--- Problem requirements ---
Exact copies of all the entries below are expected in the answer.

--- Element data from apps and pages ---
※ ※ ※
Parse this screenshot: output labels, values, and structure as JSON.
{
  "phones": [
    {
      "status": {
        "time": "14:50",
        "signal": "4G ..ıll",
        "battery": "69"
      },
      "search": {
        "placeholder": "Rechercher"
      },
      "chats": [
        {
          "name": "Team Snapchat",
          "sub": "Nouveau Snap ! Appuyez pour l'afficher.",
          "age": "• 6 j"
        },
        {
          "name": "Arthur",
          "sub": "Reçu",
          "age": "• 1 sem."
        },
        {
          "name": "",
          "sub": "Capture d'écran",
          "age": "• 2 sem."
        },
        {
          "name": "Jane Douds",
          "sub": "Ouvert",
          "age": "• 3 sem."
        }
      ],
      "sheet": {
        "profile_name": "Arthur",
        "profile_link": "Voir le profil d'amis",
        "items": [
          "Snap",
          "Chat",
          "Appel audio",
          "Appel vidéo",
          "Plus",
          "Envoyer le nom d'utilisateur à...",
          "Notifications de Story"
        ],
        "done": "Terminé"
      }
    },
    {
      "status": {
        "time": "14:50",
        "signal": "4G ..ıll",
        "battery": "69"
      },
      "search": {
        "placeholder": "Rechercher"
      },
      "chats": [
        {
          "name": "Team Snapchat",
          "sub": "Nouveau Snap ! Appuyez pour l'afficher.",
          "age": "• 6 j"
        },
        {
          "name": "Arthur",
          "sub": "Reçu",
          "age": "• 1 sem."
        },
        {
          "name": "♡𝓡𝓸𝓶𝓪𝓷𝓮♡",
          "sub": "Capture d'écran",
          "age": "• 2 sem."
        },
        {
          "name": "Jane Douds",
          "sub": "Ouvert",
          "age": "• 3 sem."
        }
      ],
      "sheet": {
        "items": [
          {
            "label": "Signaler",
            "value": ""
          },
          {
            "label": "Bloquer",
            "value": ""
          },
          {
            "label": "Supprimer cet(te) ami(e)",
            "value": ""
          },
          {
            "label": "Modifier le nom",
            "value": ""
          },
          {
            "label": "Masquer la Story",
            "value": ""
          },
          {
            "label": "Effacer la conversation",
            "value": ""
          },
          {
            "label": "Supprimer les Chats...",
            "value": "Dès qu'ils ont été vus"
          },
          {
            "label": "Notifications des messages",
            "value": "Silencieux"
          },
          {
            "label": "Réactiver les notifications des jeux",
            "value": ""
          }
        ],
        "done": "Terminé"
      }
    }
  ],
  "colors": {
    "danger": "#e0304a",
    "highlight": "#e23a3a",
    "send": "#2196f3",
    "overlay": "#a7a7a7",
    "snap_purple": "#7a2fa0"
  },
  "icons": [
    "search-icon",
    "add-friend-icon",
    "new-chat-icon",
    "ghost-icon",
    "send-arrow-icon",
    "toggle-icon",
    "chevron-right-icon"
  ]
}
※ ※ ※
--- Your solution ---
Parse this screenshot: output labels, values, and structure as JSON.
{
  "phones": [
    {
      "status": {
        "time": "14:50",
        "signal": "4G ..ıll",
        "battery": "69"
      },
      "search": {
        "placeholder": "Rechercher"
      },
      "chats": [
        {
          "name": "Team Snapchat",
          "sub": "Nouveau Snap ! Appuyez pour l'afficher.",
          "age": "• 6 j"
        },
        {
          "name": "Arthur",
          "sub": "Reçu",
          "age": "• 1 sem."
        },
        {
          "name": "",
          "sub": "Capture d'écran",
          "age": "• 2 sem."
        },
        {
          "name": "Jane Douds",
          "sub": "Ouvert",
          "age": "• 3 sem."
        }
      ],
      "sheet": {
        "profile_name": "Arthur",
        "profile_link": "Voir le profil d'amis",
        "items": [
          "Snap",
          "Chat",
          "Appel audio",
          "Appel vidéo",
          "Plus",
          "Envoyer le nom d'utilisateur à...",
          "Notifications de Story"
        ],
        "done": "Terminé"
      }
    },
    {
      "status": {
        "time": "14:50",
        "signal": "4G ..ıll",
        "battery": "69"
      },
      "search": {
        "placeholder": "Rechercher"
      },
      "chats": [
        {
          "name": "Team Snapchat",
          "sub": "Nouveau Snap ! Appuyez pour l'afficher.",
          "age": "• 6 j"
        },
        {
          "name": "Arthur",
          "sub": "Reçu",
          "age": "• 1 sem."
        },
        {
          "name": "♡𝓡𝓸𝓶𝓪𝓷𝓮♡",
          "sub": "Capture d'écran",
          "age": "• 2 sem."
        },
        {
          "name": "Jane Douds",
          "sub": "Ouvert",
          "age": "• 3 sem."
        }
      ],
      "sheet": {
        "items": [
          {
            "label": "Signaler",
            "value": ""
          },
          {
            "label": "Bloquer",
            "value": ""
          },
          {
            "label": "Supprimer cet(te) ami(e)",
            "value": ""
          },
          {
            "label": "Modifier le nom",
            "value": ""
          },
          {
            "label": "Masquer la Story",
            "value": ""
          },
          {
            "label": "Effacer la conversation",
            "value": ""
          },
          {
            "label": "Supprimer les Chats...",
            "value": "Dès qu'ils ont été vus"
          },
          {
            "label": "Notifications des messages",
            "value": "Silencieux"
          },
          {
            "label": "Réactiver les notifications des jeux",
            "value": ""
          }
        ],
        "done": "Terminé"
      }
    }
  ],
  "colors": {
    "danger": "#e0304a",
    "highlight": "#e23a3a",
    "send": "#2196f3",
    "overlay": "#a7a7a7",
    "snap_purple": "#7a2fa0"
  },
  "icons": [
    "search-icon",
    "add-friend-icon",
    "new-chat-icon",
    "ghost-icon",
    "send-arrow-icon",
    "toggle-icon",
    "chevron-right-icon"
  ]
}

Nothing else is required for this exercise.